Day after day of unrelenting heat last week strained parts of the city’s electrical grid.  By Friday night, lights were flickering in Brevoort Houses. About 10am Saturday they went out completely in seven of Breevoort’s 26 buildings, including ironically the community center which was designated as the local cooling center.

   According to Chris Olert, Con Edison spokesman, 210 residents were affected on the north side of the Brevoort Houses. “We had cables that failed — both high voltage and lower voltage cables,” said Olert. “We had to replace those on Fulton between Buffalo and Ralph.”

   Con Ed provided regular updates throughout the day to Captain Perez from the 81st Precinct. “We have EMS on standby. We have coverage to touch base with the community and keep them informed,” said Captain Perez. “The situation is ongoing.” At one point,  EMS was called to assist a 94-year-old woman in distress.

  “We have no lights. The refrigerators are not working. The stoves are out. Microwaves are not working. The elevators are out in the area where the blackout occurred,” said Pansy Nettles, Resident Association President.
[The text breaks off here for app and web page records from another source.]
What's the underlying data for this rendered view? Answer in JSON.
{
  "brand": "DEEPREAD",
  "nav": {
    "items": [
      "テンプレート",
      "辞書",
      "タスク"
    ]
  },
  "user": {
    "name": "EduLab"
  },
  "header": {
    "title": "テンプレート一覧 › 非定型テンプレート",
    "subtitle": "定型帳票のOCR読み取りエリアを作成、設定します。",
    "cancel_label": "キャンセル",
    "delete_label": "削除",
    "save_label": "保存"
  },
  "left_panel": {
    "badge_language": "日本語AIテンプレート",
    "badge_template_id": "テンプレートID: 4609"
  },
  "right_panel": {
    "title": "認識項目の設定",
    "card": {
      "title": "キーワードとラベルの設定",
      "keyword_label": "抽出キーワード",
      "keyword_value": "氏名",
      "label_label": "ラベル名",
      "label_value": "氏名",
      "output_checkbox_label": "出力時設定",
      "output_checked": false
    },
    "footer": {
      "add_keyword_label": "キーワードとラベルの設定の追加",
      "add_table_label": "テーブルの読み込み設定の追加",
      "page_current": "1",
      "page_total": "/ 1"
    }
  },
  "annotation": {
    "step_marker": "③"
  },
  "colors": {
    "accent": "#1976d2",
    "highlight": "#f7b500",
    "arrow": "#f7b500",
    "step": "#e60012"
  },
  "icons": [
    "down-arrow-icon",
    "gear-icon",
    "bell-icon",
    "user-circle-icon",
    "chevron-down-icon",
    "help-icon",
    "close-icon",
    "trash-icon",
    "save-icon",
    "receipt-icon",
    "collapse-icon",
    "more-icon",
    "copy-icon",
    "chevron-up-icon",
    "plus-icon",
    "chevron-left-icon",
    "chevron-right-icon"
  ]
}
   Across the street, 1896 Fulton Street and BNB Tax Preparer had power but right next door the pharmacy and Associated Supermarket did not.

   “We have no lights since 12 noon. We got everybody out and closed all the refrigerators. It was impossible to serve customers for safety reasons,” said Danny, an employee at Associated Supermarket. “This is going to cost a whole lot of money. We have to wait until the insurance claims.”


   Con Edison workers spent the day replacing conduits and putting new cables underground. By night fall, power was restored to all affected buildings. Con Edison continues to work on Fulton Street to replace underground conduits and cables.

  Olert suggested that during extreme heat residents should use electricity wisely. “Every degree that you drop your air conditioner below 78 degrees, your electric bill goes up 6% which corresponds to increased demands on cables,” he said. “Fans use as little as 10% of the electricity of an air conditioner.”